- [Exercise aim] All of the data below should be repeated exactly. Pictures should not be included.

Page and application data records
=======
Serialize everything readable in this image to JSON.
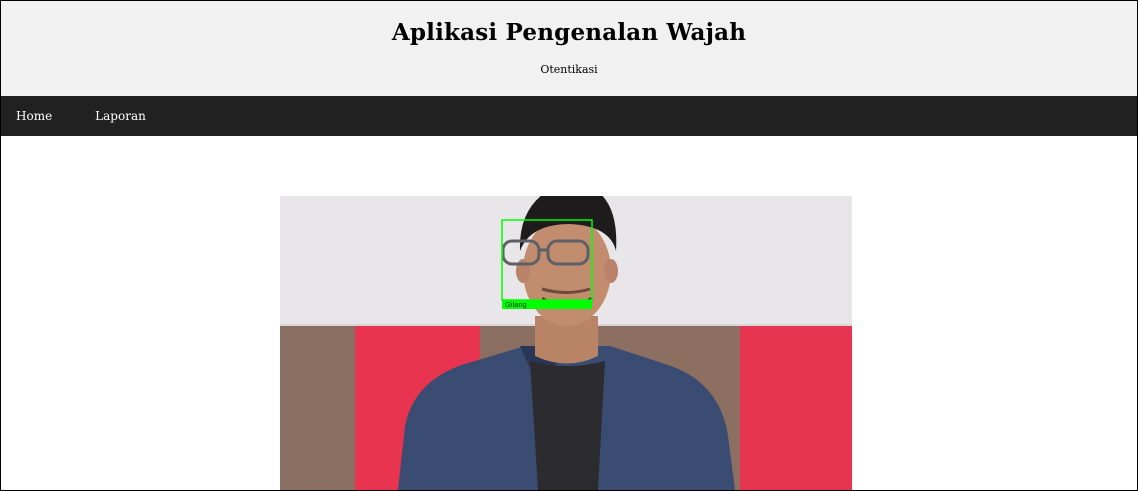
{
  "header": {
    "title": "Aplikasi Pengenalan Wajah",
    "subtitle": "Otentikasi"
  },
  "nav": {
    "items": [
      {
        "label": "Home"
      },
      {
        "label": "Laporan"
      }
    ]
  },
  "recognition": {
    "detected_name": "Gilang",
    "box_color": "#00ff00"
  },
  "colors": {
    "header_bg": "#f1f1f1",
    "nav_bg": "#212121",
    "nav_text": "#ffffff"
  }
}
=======
- [Result]
Serialize everything readable in this image to JSON.
{
  "header": {
    "title": "Aplikasi Pengenalan Wajah",
    "subtitle": "Otentikasi"
  },
  "nav": {
    "items": [
      {
        "label": "Home"
      },
      {
        "label": "Laporan"
      }
    ]
  },
  "recognition": {
    "detected_name": "Gilang",
    "box_color": "#00ff00"
  },
  "colors": {
    "header_bg": "#f1f1f1",
    "nav_bg": "#212121",
    "nav_text": "#ffffff"
  }
}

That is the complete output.